Until recently, polysilicon supply was adequately met by the scrap silicon from the semiconductor industry. But such supplies were very soon outstripped by the demands imposed by the solar boom, which bring us to where we are now. We are seeing similar kinds bottlenecks in other alternative energy sectors--the wind industry is experiencing a parts shortage, while the nuclear industry (which by my book is NOT part of the clean energy industry) is also facing a shortage of reactor parts.
There are inefficiencies in relying on semiconductor grade silicon for making crystalline solar panels. Semiconductor grade silicon is 99.999999% pure (nine 9's), whereas solar grade silicon requires a slightly lower purity of 99.9999% (six 9's). Till recently, very few plants specialize is making polysilicon specially for the solar market. Moreover, as discussed previously, the rush to meet polysilicon demand has brought about some environmentally adverse practices. But some companies, like Canadian-based 6N Silicon Inc. (what's in a name? 6N = six 9's of the purity solar grade silicon), are taking novel approaches to address the silicon problem.
6N is located in the greater Toronto area, considered the heart of Canada's metal processing industry. It is also led by its founder Scott Nichol and CEO, Paolo Maccario, both with extensive experience in the metallurgical industry. It is no wonder that 6N's approach applies metal processing techniques to silicon production. The following Q&A taken from 6N's FAQ on its website summarizes its approach:
4. What makes 6N Silicon different?6N just received a second-round $20 million investment led by Good Energies, one of the top investors in the clean tech space.

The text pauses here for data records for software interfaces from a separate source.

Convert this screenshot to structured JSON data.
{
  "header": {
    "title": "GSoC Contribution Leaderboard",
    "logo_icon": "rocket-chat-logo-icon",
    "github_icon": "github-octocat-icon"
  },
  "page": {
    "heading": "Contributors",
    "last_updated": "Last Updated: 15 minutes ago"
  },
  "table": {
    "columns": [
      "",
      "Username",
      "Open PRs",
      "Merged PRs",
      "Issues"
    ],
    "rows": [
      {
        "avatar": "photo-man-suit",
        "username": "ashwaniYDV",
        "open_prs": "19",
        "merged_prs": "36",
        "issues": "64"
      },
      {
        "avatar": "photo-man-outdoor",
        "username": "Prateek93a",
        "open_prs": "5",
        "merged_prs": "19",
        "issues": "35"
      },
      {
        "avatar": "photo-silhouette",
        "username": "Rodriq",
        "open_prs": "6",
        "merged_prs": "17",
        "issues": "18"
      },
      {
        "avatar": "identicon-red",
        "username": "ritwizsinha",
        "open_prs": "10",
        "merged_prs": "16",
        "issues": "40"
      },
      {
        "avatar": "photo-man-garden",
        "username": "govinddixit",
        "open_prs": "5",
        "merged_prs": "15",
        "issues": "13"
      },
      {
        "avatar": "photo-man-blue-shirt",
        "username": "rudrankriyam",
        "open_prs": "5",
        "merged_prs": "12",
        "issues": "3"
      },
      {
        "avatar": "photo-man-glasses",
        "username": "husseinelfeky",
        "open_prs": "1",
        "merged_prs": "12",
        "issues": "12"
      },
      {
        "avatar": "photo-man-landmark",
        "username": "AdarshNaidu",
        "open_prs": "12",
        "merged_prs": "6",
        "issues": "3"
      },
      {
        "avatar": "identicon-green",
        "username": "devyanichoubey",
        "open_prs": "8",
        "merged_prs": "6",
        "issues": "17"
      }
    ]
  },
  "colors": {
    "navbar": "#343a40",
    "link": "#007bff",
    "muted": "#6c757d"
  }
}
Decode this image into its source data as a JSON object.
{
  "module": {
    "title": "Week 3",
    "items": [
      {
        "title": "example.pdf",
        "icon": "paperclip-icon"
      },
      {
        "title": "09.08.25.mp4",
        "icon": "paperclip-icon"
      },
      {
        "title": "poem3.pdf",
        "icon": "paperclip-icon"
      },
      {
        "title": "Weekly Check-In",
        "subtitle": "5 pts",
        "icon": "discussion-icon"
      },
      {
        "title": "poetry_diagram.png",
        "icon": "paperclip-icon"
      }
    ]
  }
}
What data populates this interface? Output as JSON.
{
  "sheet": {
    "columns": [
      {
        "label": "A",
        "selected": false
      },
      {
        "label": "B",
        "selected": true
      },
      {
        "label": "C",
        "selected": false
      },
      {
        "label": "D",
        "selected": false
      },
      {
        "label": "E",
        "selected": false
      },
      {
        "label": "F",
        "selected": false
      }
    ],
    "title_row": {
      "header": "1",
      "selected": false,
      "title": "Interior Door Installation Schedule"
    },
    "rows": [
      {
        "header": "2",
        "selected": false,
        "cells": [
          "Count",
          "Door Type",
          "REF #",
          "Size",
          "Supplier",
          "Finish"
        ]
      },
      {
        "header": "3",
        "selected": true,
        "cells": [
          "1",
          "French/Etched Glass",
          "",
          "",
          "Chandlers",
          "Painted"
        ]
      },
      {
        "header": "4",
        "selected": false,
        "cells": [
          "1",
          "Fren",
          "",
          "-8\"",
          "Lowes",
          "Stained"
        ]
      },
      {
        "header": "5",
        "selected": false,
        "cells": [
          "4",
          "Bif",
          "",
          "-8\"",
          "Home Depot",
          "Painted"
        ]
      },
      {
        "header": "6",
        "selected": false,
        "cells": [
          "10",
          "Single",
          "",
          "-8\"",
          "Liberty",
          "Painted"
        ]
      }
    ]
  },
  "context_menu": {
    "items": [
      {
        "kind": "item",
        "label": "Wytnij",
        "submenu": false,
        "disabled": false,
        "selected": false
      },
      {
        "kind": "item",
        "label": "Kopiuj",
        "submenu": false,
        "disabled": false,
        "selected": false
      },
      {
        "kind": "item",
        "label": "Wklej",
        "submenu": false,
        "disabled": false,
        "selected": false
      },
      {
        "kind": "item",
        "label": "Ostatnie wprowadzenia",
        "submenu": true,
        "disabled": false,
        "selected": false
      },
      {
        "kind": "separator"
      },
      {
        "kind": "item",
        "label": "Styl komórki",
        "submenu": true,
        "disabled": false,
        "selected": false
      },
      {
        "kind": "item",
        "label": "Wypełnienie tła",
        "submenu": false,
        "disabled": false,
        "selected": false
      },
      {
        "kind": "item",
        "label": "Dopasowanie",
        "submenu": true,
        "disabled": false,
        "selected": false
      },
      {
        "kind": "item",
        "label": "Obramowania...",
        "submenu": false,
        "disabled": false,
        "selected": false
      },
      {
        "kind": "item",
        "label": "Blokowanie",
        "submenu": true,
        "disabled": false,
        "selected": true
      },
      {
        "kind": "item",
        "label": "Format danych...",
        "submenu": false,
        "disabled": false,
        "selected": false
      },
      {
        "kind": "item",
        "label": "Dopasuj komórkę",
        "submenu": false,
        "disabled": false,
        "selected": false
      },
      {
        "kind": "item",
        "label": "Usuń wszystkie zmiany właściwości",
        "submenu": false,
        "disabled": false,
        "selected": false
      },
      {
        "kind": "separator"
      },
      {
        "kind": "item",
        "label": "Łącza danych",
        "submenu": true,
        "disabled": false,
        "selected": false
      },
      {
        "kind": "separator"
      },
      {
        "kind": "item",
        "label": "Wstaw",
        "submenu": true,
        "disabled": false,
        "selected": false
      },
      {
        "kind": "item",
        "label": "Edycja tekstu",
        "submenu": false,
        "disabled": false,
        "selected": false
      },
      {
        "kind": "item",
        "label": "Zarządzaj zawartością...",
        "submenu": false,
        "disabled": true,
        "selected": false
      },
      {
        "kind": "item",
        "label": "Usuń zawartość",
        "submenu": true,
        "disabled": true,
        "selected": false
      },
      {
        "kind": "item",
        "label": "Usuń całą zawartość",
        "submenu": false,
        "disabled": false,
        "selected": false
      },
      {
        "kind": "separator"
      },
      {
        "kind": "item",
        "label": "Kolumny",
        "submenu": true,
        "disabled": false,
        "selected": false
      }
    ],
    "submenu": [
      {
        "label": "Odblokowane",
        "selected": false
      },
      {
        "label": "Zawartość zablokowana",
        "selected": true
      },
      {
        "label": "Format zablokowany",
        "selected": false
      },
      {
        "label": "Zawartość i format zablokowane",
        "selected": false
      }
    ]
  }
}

We take the most basic form of commercially available, impure silicon known as metallurgical grade silicon, and then we apply metal processing techniques to refine it into a very pure form. We utilize equipment that is commonly used in other metal processing industries. This is dramatically different from the current standard vapor deposition process and its high energy requirements.Our primary competitive advantages are related to speed and cost. We are distinguished by dramatically lower capital equipment costs, very low production costs, rapid expansion capability, and our wide flexibility in location. Our process has a much smaller footprint and very low environmental impact. These strengths allow us to utilize conventional warehouse-type facilities rather than highly specialized industrial plants.
5. What are 6N Silicon's competitive advantages?
So just how long can we expect the silicon shortage to persist? Some expect the polysilicon shortage to ease in 2009, while a report by Frost & Sullivan indicates that the polysilicon supply will open up this year. Elsewhere, a move by Trina Solar, a Chinese PV manufacturer, to cancel its plans to build its own polysilicon factory left industry observers speculating if such move should be construed as the company's belief that the end of the polysilicon shortage is closer in sight (or if it is merely a reflection of Trina's internal situation).
For additional insights into the silicon situation in China today, click here, here and here.